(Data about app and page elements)
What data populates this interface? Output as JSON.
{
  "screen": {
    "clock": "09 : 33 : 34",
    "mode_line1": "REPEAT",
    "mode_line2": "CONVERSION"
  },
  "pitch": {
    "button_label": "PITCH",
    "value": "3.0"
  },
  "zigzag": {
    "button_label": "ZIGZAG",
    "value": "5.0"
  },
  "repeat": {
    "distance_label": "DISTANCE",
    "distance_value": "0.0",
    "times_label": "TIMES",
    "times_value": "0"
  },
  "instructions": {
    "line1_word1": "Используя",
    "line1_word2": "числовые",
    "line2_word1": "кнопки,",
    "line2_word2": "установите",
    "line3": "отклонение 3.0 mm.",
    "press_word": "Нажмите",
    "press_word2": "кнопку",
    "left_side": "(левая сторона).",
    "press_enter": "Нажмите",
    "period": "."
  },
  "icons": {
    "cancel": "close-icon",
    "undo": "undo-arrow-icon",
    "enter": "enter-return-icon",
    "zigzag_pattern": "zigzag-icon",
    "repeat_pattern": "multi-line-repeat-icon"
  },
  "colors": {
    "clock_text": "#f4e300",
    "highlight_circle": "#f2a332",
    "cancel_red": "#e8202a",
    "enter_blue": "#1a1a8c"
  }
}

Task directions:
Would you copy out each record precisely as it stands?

Answer space:
What data populates this interface? Output as JSON.
{
  "screen": {
    "clock": "09 : 33 : 34",
    "mode_line1": "REPEAT",
    "mode_line2": "CONVERSION"
  },
  "pitch": {
    "button_label": "PITCH",
    "value": "3.0"
  },
  "zigzag": {
    "button_label": "ZIGZAG",
    "value": "5.0"
  },
  "repeat": {
    "distance_label": "DISTANCE",
    "distance_value": "0.0",
    "times_label": "TIMES",
    "times_value": "0"
  },
  "instructions": {
    "line1_word1": "Используя",
    "line1_word2": "числовые",
    "line2_word1": "кнопки,",
    "line2_word2": "установите",
    "line3": "отклонение 3.0 mm.",
    "press_word": "Нажмите",
    "press_word2": "кнопку",
    "left_side": "(левая сторона).",
    "press_enter": "Нажмите",
    "period": "."
  },
  "icons": {
    "cancel": "close-icon",
    "undo": "undo-arrow-icon",
    "enter": "enter-return-icon",
    "zigzag_pattern": "zigzag-icon",
    "repeat_pattern": "multi-line-repeat-icon"
  },
  "colors": {
    "clock_text": "#f4e300",
    "highlight_circle": "#f2a332",
    "cancel_red": "#e8202a",
    "enter_blue": "#1a1a8c"
  }
}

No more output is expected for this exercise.